▸ Task material:
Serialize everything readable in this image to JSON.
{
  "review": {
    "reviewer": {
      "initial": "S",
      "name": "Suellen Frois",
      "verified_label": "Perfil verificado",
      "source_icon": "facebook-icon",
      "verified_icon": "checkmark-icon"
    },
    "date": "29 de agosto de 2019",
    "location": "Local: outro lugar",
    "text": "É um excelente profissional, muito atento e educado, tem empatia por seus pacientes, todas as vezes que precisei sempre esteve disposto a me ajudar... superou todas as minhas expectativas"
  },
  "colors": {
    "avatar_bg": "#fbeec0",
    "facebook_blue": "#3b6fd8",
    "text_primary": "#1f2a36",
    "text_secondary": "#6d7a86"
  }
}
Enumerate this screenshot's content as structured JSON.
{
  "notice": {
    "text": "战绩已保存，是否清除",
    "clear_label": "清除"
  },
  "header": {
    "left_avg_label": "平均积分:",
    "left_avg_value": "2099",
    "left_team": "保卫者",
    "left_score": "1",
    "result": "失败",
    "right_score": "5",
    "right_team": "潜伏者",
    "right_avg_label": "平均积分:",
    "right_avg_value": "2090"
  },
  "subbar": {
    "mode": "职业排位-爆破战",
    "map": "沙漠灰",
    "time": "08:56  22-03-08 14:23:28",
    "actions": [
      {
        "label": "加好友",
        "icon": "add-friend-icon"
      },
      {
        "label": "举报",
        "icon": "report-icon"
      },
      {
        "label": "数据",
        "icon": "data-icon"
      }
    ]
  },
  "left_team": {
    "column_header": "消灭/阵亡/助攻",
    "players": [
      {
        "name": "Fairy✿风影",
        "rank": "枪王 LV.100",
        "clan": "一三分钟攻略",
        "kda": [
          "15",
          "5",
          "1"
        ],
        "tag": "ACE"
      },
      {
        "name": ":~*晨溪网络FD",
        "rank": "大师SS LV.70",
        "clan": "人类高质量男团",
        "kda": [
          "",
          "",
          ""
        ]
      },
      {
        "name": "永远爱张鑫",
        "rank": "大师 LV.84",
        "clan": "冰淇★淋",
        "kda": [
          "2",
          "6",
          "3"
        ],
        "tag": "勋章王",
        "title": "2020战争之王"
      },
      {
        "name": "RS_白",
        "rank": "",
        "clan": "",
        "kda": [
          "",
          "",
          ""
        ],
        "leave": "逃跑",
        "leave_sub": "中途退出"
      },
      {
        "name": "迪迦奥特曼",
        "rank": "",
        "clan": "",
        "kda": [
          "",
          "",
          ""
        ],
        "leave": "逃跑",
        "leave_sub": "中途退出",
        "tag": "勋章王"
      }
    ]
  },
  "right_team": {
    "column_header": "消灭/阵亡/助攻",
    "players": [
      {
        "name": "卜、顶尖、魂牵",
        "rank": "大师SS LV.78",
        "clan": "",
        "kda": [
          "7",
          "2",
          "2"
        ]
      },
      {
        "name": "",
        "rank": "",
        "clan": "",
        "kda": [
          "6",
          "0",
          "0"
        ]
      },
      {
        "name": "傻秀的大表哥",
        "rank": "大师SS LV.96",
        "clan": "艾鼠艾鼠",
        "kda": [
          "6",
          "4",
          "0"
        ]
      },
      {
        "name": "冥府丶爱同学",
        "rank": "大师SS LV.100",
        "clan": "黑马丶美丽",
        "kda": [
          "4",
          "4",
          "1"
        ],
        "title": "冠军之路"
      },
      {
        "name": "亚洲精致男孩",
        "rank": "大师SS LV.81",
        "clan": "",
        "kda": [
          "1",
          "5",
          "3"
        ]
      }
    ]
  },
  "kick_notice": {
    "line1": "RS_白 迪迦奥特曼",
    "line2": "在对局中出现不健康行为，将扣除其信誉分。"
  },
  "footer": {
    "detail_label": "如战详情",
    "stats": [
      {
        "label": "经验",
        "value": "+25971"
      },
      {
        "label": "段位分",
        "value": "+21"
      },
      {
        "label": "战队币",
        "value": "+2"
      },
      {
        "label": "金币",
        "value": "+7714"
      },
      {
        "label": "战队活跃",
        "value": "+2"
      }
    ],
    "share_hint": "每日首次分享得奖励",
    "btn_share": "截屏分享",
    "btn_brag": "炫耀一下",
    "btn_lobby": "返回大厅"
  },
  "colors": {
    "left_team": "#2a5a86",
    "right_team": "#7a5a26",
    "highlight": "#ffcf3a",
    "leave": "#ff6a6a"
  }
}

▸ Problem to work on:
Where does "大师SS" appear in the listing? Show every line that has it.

▸ Response area:
        "rank": "大师SS LV.70",
        "rank": "大师SS LV.78",
        "rank": "大师SS LV.96",
        "rank": "大师SS LV.100",
        "rank": "大师SS LV.81",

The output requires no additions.